It is as if my garden, or at least certain parts of my garden read my last entry as this afternoon I discovered that yes, I do have my first flower of spring - one of the Muscari (Grape Hyacinths) has decided to emerge and greet the coming Spring.
The name of the genus, Muscari, comes from the Greek word for moschos meaning "musk", and refers to the sweet aromatic scent of the flowers which, together with their often deep blue colouring, has made them popular in cultivation.
The common name is grape hyacinth, from the way their flowerhead resembles that of a hyacinth. An Anglo-Saxon translation of the Greek physician, pharmacologist and botanist, Dioscorides, mentions that the first grape hyacinths were found on a forested mountain peak where they originated from the spilled drops of dragon's blood.

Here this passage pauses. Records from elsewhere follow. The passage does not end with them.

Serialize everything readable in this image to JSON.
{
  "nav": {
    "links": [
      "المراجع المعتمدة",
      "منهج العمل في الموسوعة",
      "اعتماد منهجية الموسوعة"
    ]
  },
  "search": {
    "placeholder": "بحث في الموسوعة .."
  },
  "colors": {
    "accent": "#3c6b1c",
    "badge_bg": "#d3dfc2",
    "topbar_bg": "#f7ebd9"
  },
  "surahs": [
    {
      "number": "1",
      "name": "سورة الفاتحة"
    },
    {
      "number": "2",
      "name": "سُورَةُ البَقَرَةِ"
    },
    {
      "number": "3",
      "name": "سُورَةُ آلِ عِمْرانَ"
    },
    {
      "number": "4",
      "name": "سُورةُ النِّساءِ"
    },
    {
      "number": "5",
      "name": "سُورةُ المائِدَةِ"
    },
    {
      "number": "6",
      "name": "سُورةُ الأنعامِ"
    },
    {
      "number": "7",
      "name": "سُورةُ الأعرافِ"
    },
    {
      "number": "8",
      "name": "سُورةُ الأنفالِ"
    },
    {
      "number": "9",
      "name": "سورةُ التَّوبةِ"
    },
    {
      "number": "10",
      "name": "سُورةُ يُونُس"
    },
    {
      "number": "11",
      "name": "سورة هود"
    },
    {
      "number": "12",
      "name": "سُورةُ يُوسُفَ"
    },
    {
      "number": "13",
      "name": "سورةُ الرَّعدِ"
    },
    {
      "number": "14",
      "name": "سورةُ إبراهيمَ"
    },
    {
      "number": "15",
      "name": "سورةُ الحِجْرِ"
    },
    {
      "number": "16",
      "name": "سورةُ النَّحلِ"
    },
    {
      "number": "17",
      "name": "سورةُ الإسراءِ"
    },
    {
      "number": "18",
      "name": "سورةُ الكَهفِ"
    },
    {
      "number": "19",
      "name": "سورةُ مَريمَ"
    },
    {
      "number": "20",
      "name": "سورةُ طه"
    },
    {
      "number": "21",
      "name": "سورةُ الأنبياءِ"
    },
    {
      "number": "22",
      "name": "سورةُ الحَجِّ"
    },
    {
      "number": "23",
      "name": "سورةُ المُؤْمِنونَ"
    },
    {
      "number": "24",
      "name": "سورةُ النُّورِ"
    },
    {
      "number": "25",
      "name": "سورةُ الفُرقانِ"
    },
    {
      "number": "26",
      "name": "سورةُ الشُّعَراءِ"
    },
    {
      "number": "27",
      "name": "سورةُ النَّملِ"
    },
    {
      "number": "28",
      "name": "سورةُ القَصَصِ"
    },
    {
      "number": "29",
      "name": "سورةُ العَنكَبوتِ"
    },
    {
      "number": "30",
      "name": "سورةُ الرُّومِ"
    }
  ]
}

Naturally however my Dutch irises have been in flower all month and with no signs of slowly down. Whether or not, these flowers are named after the Greek Goddess of rainbows who has the same name, their vibrant colour is always a joy to see.
But alas, my jonquils (or narcissus) still are not heeding any call to bud. According to Roman poet Ovid, Narcissus was a rather self-centred youth who, after breaking the heart of Echo (who pinned away so only her voice remained), he fell in love with a reflection in a stream - that was his own.
Unable to drink from the stream (as that would damage the reflection), Narcissus eventually died of thirst and from the ground where his body lay, a flower grew.